### [Task prompt]
Look through the entries below and return all lines including the word "caption".

### [Supplied data]
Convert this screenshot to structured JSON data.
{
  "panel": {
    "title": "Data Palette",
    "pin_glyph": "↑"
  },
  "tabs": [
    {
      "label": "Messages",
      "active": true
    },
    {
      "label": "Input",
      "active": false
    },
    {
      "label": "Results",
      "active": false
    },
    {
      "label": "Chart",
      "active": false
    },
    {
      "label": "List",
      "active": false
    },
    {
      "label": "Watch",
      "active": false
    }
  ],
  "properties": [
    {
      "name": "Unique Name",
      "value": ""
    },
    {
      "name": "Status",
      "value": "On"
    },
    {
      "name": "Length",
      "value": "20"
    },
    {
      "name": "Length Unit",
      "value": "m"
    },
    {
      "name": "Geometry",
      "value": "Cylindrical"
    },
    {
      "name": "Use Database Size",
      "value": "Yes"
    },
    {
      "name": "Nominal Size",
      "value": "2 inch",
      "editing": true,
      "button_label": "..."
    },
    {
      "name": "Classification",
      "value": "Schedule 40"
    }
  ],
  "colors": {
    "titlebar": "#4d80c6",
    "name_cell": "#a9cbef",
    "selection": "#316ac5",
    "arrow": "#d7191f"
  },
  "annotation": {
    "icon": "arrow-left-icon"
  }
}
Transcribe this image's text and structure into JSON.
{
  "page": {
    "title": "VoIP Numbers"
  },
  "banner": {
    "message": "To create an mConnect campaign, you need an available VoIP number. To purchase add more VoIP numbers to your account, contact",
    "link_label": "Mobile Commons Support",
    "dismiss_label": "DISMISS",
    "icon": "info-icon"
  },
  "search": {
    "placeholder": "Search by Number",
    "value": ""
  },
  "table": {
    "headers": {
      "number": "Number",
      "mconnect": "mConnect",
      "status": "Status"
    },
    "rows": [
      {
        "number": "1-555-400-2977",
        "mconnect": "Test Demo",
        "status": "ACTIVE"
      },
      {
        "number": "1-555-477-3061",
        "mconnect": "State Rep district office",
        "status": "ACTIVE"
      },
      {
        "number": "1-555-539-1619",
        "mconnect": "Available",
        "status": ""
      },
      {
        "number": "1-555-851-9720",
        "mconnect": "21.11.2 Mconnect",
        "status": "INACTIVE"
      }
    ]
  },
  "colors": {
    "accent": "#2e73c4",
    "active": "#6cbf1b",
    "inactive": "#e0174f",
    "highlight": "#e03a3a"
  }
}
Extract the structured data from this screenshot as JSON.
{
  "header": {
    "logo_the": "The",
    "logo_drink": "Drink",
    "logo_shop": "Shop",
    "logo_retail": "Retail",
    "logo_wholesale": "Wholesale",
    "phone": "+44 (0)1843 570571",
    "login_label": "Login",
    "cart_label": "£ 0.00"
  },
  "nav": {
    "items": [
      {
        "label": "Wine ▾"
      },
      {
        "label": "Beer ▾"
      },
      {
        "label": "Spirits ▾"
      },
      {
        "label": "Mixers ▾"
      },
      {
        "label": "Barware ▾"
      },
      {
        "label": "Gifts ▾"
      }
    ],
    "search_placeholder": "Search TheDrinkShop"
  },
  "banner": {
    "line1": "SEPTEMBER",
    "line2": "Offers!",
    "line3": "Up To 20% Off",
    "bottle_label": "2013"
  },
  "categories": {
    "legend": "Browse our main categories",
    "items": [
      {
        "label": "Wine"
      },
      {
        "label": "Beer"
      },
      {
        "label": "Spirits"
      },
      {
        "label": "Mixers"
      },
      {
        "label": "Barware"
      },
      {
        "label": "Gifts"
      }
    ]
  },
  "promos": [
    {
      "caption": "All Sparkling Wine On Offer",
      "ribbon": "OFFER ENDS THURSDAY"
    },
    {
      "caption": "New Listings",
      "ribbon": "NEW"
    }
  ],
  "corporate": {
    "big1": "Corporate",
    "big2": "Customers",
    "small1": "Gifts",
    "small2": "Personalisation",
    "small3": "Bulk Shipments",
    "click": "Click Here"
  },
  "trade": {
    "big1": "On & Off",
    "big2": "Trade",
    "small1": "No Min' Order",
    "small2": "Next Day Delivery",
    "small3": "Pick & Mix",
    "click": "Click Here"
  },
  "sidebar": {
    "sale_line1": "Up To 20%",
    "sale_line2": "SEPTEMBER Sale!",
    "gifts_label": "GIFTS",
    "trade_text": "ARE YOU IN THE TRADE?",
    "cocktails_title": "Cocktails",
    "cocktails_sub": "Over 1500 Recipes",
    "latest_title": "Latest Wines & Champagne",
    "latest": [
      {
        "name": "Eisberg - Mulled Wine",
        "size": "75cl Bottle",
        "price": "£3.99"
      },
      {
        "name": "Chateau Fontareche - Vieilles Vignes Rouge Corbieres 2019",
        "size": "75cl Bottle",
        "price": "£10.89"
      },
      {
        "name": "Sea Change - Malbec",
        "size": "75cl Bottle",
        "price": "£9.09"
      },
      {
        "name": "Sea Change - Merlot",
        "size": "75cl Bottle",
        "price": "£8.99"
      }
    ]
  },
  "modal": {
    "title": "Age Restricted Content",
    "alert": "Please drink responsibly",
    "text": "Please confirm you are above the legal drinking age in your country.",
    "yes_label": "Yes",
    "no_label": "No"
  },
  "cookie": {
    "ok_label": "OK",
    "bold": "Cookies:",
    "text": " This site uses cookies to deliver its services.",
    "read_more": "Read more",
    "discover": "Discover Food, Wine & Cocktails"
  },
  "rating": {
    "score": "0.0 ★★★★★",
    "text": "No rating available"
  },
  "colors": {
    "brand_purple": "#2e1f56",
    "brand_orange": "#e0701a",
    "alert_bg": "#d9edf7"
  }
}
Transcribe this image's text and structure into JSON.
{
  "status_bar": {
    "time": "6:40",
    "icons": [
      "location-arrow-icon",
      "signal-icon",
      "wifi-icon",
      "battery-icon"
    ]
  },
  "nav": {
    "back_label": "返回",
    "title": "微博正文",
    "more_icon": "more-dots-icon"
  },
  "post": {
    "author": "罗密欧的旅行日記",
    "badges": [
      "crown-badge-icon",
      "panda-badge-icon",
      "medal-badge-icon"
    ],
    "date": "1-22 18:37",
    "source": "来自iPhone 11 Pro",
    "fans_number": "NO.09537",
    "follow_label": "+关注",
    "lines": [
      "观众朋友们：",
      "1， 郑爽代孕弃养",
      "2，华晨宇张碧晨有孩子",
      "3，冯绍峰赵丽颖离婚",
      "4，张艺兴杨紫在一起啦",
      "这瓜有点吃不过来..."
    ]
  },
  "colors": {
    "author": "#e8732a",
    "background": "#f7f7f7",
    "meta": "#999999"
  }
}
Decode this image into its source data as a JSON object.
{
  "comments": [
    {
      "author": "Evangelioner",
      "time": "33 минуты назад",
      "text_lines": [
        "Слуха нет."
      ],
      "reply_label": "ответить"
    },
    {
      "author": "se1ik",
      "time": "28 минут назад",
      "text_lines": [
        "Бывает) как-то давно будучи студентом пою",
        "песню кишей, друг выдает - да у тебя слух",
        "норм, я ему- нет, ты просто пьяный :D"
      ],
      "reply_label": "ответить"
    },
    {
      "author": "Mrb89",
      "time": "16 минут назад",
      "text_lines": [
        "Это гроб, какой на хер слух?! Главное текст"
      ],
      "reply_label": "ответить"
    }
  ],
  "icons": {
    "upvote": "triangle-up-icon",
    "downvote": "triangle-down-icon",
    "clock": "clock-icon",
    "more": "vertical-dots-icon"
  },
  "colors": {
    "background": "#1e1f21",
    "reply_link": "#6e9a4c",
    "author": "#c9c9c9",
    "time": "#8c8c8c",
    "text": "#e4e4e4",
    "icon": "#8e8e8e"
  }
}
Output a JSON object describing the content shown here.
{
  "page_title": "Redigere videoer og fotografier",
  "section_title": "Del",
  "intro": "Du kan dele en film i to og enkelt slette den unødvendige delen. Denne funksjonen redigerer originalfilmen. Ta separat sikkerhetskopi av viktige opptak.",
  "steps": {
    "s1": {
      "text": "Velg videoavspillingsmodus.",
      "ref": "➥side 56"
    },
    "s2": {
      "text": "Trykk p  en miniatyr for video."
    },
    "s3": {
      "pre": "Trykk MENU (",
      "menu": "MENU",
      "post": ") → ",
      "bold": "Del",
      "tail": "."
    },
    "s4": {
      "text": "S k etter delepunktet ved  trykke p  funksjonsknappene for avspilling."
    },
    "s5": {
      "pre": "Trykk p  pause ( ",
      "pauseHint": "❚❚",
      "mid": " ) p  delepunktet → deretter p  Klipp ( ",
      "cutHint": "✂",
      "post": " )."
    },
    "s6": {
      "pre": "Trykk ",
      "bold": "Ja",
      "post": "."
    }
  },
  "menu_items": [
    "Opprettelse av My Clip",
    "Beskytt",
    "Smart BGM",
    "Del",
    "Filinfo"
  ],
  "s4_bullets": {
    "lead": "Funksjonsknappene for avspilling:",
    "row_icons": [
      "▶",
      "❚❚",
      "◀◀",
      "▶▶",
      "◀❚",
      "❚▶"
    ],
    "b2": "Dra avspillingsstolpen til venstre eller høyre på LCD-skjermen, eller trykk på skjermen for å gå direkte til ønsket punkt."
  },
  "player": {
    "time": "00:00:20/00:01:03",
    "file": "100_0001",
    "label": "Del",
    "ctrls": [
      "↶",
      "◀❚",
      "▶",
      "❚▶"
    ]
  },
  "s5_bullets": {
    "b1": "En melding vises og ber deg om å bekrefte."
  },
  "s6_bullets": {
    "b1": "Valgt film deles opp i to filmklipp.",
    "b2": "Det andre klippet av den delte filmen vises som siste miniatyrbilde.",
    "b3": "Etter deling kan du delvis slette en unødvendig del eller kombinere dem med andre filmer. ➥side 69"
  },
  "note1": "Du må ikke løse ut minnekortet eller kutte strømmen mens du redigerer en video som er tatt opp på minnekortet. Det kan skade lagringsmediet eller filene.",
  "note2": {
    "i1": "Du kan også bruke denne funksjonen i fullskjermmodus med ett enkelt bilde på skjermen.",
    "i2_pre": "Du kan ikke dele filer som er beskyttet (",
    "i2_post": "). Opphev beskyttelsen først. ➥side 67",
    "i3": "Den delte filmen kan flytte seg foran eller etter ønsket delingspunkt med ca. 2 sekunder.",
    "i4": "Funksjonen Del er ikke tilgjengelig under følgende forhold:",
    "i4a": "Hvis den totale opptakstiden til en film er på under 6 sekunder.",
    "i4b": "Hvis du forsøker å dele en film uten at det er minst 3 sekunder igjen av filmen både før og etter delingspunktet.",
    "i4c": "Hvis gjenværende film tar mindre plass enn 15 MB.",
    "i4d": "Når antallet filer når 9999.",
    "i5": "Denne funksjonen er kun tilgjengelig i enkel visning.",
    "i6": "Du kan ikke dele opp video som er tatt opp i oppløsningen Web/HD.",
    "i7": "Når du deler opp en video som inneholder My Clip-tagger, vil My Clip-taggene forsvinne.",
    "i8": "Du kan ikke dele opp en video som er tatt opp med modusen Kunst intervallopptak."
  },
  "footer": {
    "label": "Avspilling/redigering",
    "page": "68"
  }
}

### [Task result]
      "caption": "All Sparkling Wine On Offer",
      "caption": "New Listings",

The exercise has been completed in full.